_Task objective_
Report how many lines of these entries hold the string "JSON"; reply with the number alone.

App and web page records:
Content starts
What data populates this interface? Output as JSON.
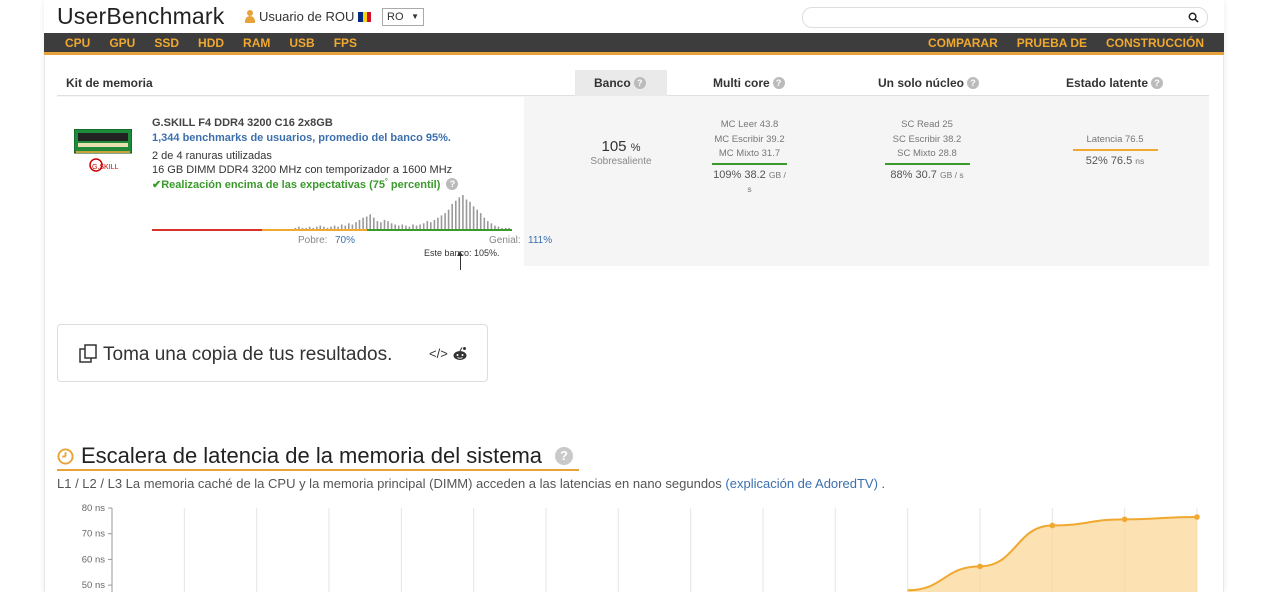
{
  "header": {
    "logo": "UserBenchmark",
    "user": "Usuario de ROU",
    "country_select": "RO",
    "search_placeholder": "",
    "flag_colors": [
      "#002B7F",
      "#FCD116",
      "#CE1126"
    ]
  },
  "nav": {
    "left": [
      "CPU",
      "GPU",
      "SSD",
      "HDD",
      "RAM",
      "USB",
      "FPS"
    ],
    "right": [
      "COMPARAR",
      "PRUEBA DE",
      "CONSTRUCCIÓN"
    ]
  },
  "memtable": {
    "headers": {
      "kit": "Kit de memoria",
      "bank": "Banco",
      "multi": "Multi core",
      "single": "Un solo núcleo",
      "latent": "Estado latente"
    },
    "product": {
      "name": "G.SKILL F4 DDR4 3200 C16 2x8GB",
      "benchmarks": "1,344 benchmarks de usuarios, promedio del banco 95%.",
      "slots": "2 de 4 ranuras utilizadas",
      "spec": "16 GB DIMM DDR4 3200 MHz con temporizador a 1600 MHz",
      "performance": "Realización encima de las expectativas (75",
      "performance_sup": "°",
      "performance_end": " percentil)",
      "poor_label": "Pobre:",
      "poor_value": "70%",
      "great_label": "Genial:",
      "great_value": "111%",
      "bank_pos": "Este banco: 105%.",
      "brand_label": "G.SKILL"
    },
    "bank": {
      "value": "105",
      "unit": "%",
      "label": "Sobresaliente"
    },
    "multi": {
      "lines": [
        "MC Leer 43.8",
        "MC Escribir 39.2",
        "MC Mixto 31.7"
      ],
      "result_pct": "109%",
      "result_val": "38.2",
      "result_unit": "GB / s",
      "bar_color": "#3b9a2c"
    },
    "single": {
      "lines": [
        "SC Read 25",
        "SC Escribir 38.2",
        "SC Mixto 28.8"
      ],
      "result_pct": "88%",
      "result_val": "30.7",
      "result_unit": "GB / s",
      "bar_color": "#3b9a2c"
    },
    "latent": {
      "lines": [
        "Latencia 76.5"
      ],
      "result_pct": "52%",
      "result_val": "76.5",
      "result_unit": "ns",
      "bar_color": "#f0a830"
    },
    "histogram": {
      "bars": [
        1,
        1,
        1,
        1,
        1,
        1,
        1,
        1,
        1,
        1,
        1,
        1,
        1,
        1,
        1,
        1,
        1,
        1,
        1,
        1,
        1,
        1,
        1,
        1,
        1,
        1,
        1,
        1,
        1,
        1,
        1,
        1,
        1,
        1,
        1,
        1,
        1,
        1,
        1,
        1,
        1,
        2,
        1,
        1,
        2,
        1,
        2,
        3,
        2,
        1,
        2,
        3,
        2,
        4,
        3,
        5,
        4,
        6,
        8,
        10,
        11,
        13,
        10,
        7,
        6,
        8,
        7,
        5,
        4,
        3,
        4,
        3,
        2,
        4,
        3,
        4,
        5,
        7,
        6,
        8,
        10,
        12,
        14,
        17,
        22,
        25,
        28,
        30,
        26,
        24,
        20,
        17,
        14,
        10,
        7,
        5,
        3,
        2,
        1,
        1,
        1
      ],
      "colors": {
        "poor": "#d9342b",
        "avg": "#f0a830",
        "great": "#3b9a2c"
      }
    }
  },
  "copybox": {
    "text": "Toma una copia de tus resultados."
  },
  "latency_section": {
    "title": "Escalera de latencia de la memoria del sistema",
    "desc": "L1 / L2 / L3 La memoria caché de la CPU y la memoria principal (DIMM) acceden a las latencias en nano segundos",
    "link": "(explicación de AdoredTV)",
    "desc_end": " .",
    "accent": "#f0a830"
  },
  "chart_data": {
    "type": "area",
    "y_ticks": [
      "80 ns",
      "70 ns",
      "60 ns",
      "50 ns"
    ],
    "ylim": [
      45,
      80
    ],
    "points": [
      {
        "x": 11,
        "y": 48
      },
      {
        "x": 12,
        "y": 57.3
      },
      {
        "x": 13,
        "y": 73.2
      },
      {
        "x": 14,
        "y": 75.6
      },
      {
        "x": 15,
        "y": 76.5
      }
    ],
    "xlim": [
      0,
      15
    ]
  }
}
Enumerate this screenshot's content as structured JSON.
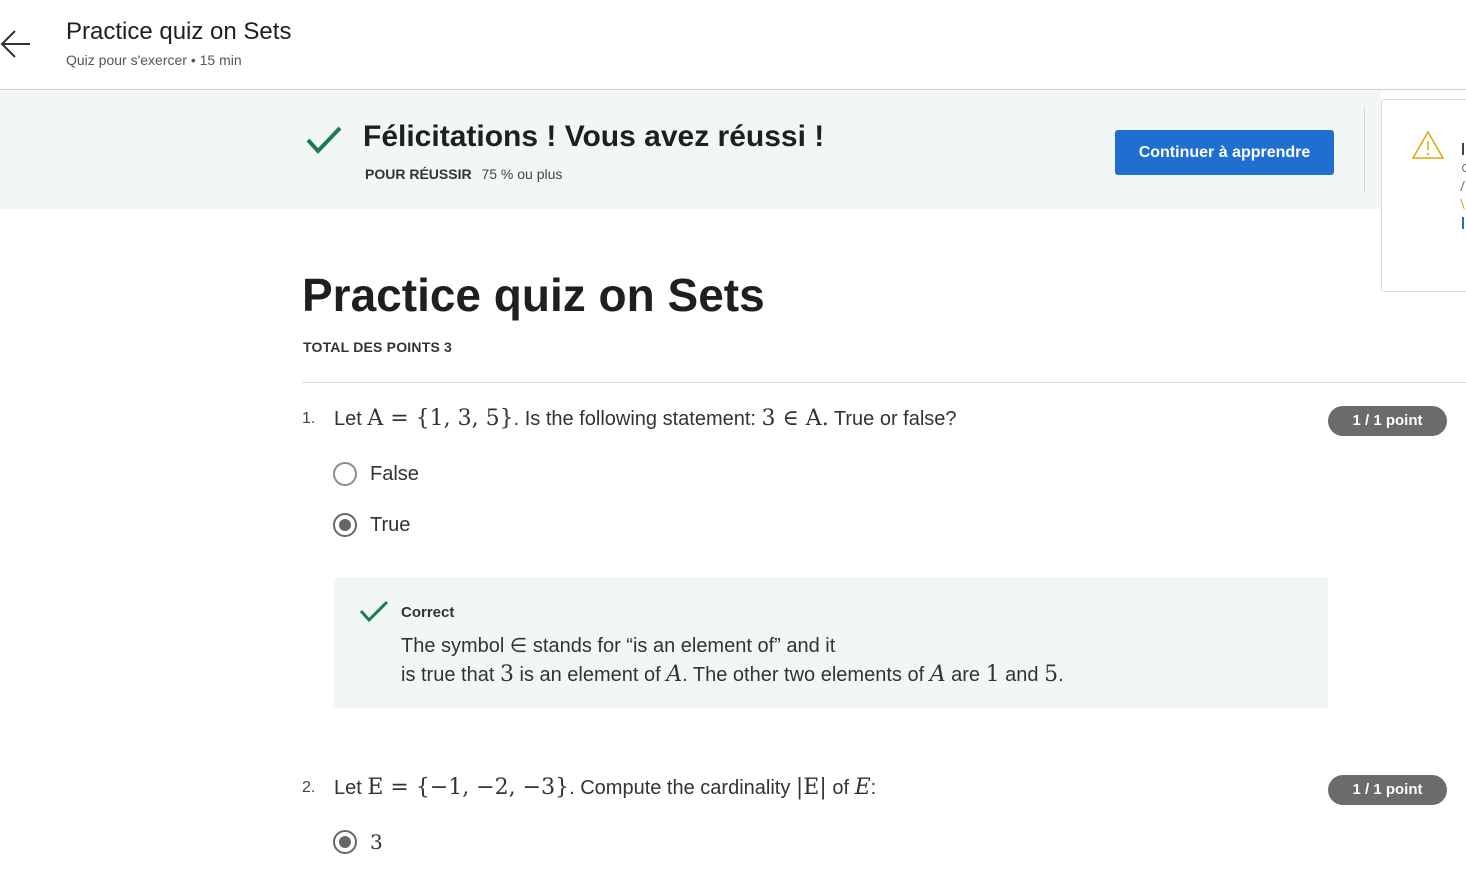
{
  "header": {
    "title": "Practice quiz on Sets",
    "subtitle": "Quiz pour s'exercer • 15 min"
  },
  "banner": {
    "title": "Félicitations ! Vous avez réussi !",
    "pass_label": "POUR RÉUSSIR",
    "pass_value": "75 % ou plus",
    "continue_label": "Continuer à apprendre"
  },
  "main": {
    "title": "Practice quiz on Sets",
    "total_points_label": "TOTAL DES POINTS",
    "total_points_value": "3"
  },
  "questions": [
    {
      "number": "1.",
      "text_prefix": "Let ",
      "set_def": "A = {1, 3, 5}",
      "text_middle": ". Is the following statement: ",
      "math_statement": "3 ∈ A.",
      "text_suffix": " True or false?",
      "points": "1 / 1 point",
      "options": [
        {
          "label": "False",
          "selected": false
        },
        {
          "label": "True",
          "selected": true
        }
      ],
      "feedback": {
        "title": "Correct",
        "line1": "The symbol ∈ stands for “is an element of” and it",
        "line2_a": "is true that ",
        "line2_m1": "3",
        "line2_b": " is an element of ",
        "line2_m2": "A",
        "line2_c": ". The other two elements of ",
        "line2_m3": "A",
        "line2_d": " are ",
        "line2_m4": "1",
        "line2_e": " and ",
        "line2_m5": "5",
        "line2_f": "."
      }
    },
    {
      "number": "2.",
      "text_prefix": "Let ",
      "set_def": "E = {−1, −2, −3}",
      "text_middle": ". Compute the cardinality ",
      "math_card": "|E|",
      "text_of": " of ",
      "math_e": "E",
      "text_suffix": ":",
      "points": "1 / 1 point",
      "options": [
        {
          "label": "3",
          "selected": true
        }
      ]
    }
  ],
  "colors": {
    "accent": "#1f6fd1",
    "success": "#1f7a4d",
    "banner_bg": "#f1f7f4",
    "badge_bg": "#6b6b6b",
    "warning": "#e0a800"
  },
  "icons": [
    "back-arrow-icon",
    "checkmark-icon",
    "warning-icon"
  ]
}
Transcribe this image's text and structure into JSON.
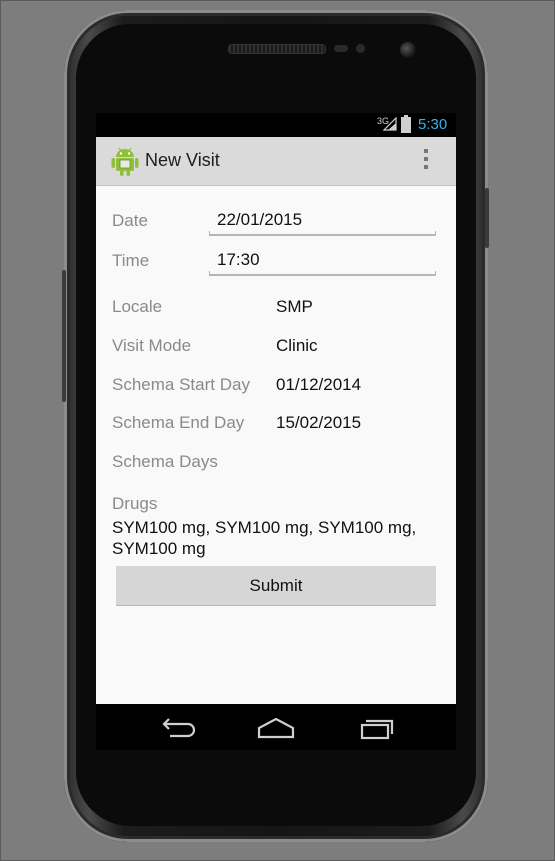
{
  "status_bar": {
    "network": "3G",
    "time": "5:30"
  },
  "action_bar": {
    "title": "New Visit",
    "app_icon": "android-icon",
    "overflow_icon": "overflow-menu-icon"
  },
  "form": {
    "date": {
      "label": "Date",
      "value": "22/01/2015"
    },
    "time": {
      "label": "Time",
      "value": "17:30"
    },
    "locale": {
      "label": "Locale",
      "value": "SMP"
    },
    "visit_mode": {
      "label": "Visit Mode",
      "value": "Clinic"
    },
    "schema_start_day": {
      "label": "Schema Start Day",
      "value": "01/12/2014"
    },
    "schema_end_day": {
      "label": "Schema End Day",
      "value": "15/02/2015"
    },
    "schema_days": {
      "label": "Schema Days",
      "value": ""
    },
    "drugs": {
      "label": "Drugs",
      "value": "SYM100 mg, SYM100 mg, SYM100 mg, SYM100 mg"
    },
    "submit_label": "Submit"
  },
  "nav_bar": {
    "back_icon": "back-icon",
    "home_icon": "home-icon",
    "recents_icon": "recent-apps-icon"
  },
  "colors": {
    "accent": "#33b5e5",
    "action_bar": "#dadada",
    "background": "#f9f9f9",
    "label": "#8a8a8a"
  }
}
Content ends
_Response to the task_
3